The Oakland City Council has gone quite a bit further than setting itself up as a "sanctuary city" and passed a resolution cutting all ties between its police and U.S. Immigration and Customs Enforcement. Our northern neighbor says that even minimal cooperation between city law enforcement and ICE has become detrimental to public safety. Oakland has been a sanctuary city since 1986.
The council's resolution ends an agreement the city made with ICE last year, which allowed Oakland police officers to participate on ICE task forces with the goal of combating customs-related offenses like human trafficking and drug smuggling, according to the Courthouse News Service.
The customs task forces cooperation agreement did not allow ICE to use Oakland police personnel or resources for immigration enforcement.
Nevertheless, critics of even limited cooperation say that, considering the Trump Administration's anti-immigrant rhetoric, any cooperation between local police and ICE will only serve to discourage immigrants from contacting police. Unauthorized immigrants, especially, may fear deportation if they contact police.
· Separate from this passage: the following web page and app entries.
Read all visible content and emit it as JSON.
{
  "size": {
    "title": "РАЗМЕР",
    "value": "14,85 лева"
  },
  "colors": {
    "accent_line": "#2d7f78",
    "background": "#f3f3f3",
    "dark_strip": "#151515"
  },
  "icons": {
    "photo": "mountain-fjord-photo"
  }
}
That means a significant proportion of city residents will not call 9-11 when they are victims of or witnesses to crime.
"If the goal is simply to have ICE be present and to instill fear in noncitizens, then it makes sense to have ICE continually present in local law enforcement agencies," said a Santa Clara University law professor. "If the goal is public safety and community wellbeing, then ICE's presence and local agreements to maintain that presence do not make sense."
One reason the resolution came up before the council was that the Privacy Advisory Commission reported that the agreement had failed to improve public safety. Indeed, no Oakland officer had been assigned to a single task force since the agreement was signed last year. No reimbursements were issued to the city for overtime, either, indicating there was no real need for the officers to participate.
The letter also pointed out the harsh truth that immigrants are already holding back from contacting police. Since last year, the Houston Police Department has noted a 43-percent reduction in reports of rape and sexual assault by Latinos, as well as a 12 percent drop in reports of robberies and aggravated assault. Likewise, the LAPD reported a 25 percent drop in reports of sexual assault by Latinos since last year.
End of agreement may not mean the end of federal help on customs crimes
Interestingly, a law professor at the University of San Francisco told the Courthouse News Service that the end of the customs cooperation agreement will likely have little real impact.
"ICE and other federal agencies, when they have information like that in the local jurisdiction, they'll still pass that on to the local police."